In December 2017 Cliffy B’s long-time collaborator Arjan Brussee (Killzone, Jazz Jackrabbit) left the studio they had built together. In January 2018 publisher Nexon wrote off its investment, and in April Boss Key admitted that LawBreakers was such an utter farrago that it wasn’t even worth re-launching as a free-to-play title. At this point a lesser man might’ve quit, but Cliffy B did not.
Within four months of the launch of LawBreakers he realised that the only way he could keep the lights on at his studio was to create an entirely new product, and in five short months he did just that. April 10 saw the launch of Radical Heights, a ‘Battle Royale with cheese’ – a direct competitor to the BR juggernauts of PlayerUnknown’s Battlegrounds and Fortnite.
(and since this article was published in issue 271 of PCPowerPlay, the game - and its studio, have both folded. However...)
It would be easy to list the flaws in Radical Heights. There’s the garish and uneven textures, the lag, the long lobby wait times, the conflicting design elements, the wafer thin veneer of satire, the unproven economic model, and so much more.
It’s also worth noting that Radical Heights is the antithesis of everything that LawBreakers stood for. In his last game Cliffy B eschewed the cartoonish frivolity of Overwatch with something “a little more Quentin Tarantino,” and while he didn’t want to over-charge his customers (“none of that US$60 multiplayer-only bullshit”) he certainly didn’t want to sully the experience with free-to-play exploitation.
Yet here we are. Cliffy B is gradually learning about what today’s gamers want to play, and all it cost him was years of his life and millions in squandered investor dollars.
Criticism comes easy, but it would be foolish to write off Cliffy B. He is very well connected, he is independently wealthy, and crucially, he glories in the infamy that his antics attract. For he has long understood the power of social media, and how the image you cultivate in the minds of the public creates its own reality.
Consider the career of another veteran game designer: Mark Kern, one of the pioneers at Blizzard. If you were only to follow him on Twitter, you might know him as an outspoken jokester, a foe of sex-negative wowserism, and a champion of free speech. You might think highly of him for his efforts to get Blizzard to bring back Vanilla World of Warcraft servers.
But there’s another Mark Kern – the Mark Kern that (allegedly) ran Firefall into the ground. The Mark Kern that was (allegedly) a nightmare to work with, distant and erratic, only showing up at the office occasionally to (allegedly) demean his underlings’ efforts. The Mark Kern who blew US$3 Million on the Firefall Bus, a mobile LAN chamber that was mothballed for most of the game’s life. The Mark Kern who spent countless marketing dollars on expletive-laden Game of Thrones music videos for the Firefall YouTube channel.

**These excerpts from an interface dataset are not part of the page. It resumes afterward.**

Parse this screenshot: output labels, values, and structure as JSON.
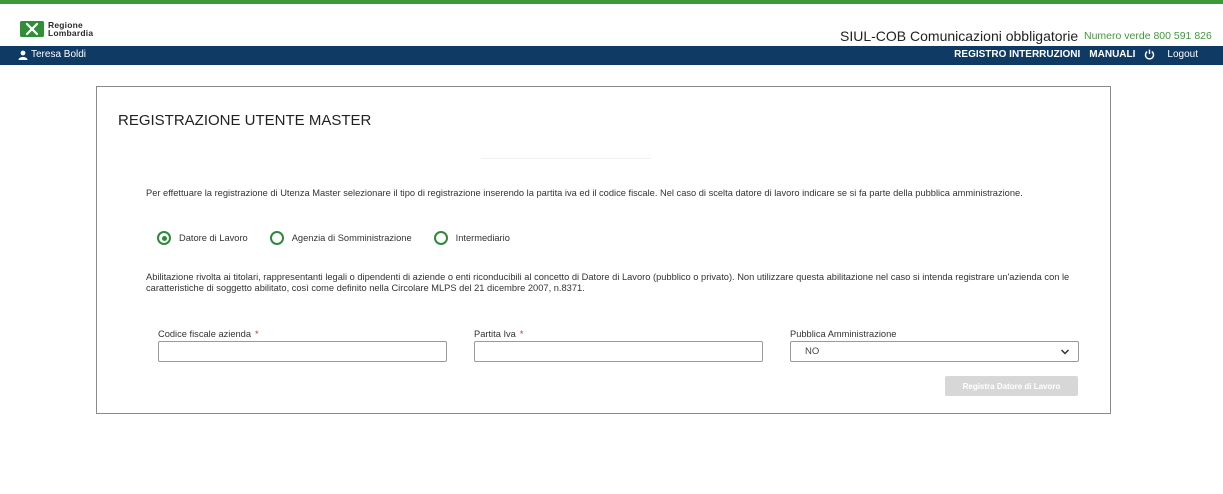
{
  "header": {
    "logo_line1": "Regione",
    "logo_line2": "Lombardia",
    "app_title_main": "SIUL-COB",
    "app_title_sub": "Comunicazioni obbligatorie",
    "phone": "Numero verde 800 591 826"
  },
  "navbar": {
    "user_name": "Teresa Boldi",
    "link_registro": "REGISTRO INTERRUZIONI",
    "link_manuali": "MANUALI",
    "link_logout": "Logout"
  },
  "form": {
    "title": "REGISTRAZIONE UTENTE MASTER",
    "intro": "Per effettuare la registrazione di Utenza Master selezionare il tipo di registrazione inserendo la partita iva ed il codice fiscale. Nel caso di scelta datore di lavoro indicare se si fa parte della pubblica amministrazione.",
    "radio_options": [
      "Datore di Lavoro",
      "Agenzia di Somministrazione",
      "Intermediario"
    ],
    "selected_option": "Datore di Lavoro",
    "description": "Abilitazione rivolta ai titolari, rappresentanti legali o dipendenti di aziende o enti riconducibili al concetto di Datore di Lavoro (pubblico o privato). Non utilizzare questa abilitazione nel caso si intenda registrare un'azienda con le caratteristiche di soggetto abilitato, così come definito nella Circolare MLPS del 21 dicembre 2007, n.8371.",
    "codice_fiscale_label": "Codice fiscale azienda",
    "codice_fiscale_value": "",
    "partita_iva_label": "Partita Iva",
    "partita_iva_value": "",
    "required_mark": "*",
    "pa_label": "Pubblica Amministrazione",
    "pa_value": "NO",
    "submit_label": "Registra Datore di Lavoro"
  },
  "colors": {
    "brand_green": "#3d9a3b",
    "navbar_blue": "#0f3a64",
    "required_red": "#d32f2f",
    "disabled_button": "#d7d7d7"
  }
}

So: which of the two Mark Kerns is the real one? If you only know his name from the occasional viral tweet scrolling down your feed, then Good Mark Kern isn’t just The Real Mark Kern, he’s The Only Mark Kern. Thus he is assured a steady supply of dopamine from all your Likes and Re-Tweets, and he’ll start with his best foot forward when it’s time to launch his next game, a giant-robots-versus-kaiju MMO that actually looks somewhat promising.
This is the reality of ‘cyberpunk’ in the year 2018. Reality flows from belief, induced by electronic stimulus; infinitely scalable, infinitely malleable.
In this environment information asymmetry reigns supreme – and even Blind Freddy can see why Valve recently tinkered with the Steam privacy settings: to destroy Steam Spy. The multitude of stats made available by Steam Spy didn’t just benefit consumers, they empowered smaller devs in their negotiations with publishers.
Steam Spy creator Sergey Galyonkin put it thus: “In any market, if you have information asymmetry, it’s bad for some of the parties that engage in any market transaction. Imagine buying a house without knowing the price of the house. Imagine signing a contract with a basketball player without knowing their performance in past games.” The juggernauts at the big end of town will still be able to afford their own market research, but the indies are already suffering.
Without Steam Spy indies will fare no better than the contestants of a deadly near-future game show, fighting for their lives in a garish and incomprehensible kill-dome – 100 contestants enter, only one leaves.
That person may yet be Cliffy B, for he knows well the power of information asymmetry. It’s how he was able to make a fortune from investing early in Oculus Rift...